> **WORK INSTRUCTION**: The lines you return should be those containing the string "image", taken from the data below.

BEGIN MATERIAL SHOWN

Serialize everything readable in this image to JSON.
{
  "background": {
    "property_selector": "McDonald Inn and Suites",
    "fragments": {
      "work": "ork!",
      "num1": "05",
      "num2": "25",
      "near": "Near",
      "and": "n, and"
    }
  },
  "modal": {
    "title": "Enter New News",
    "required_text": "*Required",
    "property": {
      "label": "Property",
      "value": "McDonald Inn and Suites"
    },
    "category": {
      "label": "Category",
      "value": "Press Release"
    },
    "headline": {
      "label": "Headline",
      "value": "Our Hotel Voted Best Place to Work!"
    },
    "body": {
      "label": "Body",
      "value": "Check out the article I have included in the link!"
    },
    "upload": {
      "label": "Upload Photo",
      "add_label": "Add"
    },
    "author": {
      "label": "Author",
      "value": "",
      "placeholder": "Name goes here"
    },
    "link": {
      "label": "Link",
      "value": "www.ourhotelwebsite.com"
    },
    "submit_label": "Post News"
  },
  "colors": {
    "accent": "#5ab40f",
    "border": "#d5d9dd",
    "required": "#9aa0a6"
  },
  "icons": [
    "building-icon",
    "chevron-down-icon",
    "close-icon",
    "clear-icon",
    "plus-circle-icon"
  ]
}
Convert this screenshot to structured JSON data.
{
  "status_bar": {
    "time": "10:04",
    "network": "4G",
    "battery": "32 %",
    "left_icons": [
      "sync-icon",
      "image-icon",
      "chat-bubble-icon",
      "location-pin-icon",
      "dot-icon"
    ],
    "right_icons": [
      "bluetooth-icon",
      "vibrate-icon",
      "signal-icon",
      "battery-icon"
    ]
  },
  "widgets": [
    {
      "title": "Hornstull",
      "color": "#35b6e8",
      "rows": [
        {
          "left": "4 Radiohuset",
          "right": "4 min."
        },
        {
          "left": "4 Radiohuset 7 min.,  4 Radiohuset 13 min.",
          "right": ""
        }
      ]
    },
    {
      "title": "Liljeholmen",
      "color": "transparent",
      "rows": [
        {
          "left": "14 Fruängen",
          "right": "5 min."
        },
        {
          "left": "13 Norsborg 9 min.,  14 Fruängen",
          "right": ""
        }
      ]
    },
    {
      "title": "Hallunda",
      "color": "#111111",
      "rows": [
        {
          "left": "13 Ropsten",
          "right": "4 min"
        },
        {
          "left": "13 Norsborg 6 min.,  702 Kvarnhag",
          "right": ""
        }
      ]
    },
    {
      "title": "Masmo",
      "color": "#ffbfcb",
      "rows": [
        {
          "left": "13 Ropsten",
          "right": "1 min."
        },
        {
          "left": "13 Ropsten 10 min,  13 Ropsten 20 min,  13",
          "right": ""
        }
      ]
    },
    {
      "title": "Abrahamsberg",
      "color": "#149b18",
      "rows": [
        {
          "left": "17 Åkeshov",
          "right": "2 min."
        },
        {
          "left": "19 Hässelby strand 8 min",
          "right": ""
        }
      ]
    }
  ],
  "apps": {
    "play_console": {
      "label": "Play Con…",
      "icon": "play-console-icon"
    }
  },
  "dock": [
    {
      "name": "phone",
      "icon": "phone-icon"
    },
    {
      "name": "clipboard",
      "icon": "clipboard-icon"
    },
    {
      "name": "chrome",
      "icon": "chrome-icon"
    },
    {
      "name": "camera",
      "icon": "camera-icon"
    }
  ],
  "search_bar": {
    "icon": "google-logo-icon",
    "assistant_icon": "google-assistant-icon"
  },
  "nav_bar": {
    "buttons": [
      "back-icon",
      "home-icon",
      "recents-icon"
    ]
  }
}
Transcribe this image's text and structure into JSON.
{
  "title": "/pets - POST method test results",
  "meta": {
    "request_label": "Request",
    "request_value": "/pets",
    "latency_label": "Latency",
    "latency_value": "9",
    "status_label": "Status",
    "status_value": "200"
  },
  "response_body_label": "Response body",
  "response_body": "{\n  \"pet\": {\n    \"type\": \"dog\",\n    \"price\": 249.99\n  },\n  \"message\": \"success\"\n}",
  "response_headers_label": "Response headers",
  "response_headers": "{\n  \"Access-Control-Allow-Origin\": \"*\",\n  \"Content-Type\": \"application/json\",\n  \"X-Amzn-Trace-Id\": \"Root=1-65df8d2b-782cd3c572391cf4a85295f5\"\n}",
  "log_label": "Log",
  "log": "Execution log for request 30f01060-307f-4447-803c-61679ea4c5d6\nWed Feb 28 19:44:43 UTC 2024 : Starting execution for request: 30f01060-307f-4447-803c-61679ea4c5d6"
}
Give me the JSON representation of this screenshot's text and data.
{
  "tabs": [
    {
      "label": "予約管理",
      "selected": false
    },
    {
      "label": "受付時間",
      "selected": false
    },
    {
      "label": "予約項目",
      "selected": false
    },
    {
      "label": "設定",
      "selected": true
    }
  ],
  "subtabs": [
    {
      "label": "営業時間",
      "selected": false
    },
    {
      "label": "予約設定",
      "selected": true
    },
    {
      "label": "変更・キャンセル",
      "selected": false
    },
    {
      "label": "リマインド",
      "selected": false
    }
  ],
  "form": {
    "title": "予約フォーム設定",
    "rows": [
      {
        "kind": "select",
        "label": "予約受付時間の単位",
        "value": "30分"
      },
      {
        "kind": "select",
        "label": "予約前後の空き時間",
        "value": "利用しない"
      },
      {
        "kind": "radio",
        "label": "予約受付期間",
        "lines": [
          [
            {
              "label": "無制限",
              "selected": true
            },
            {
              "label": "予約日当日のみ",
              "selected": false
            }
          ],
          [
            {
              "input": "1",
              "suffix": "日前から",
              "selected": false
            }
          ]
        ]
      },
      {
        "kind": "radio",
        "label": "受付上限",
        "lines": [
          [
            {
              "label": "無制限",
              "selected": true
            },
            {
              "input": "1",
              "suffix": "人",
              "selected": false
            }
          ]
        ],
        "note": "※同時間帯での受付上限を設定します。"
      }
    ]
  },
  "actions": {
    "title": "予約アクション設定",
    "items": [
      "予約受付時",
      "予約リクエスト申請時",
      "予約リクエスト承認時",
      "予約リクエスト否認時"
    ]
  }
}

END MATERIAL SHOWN

> **RESPONSE**:
Serialize everything readable in this image to JSON.
      "image-icon",
Transcribe this image's text and structure into JSON.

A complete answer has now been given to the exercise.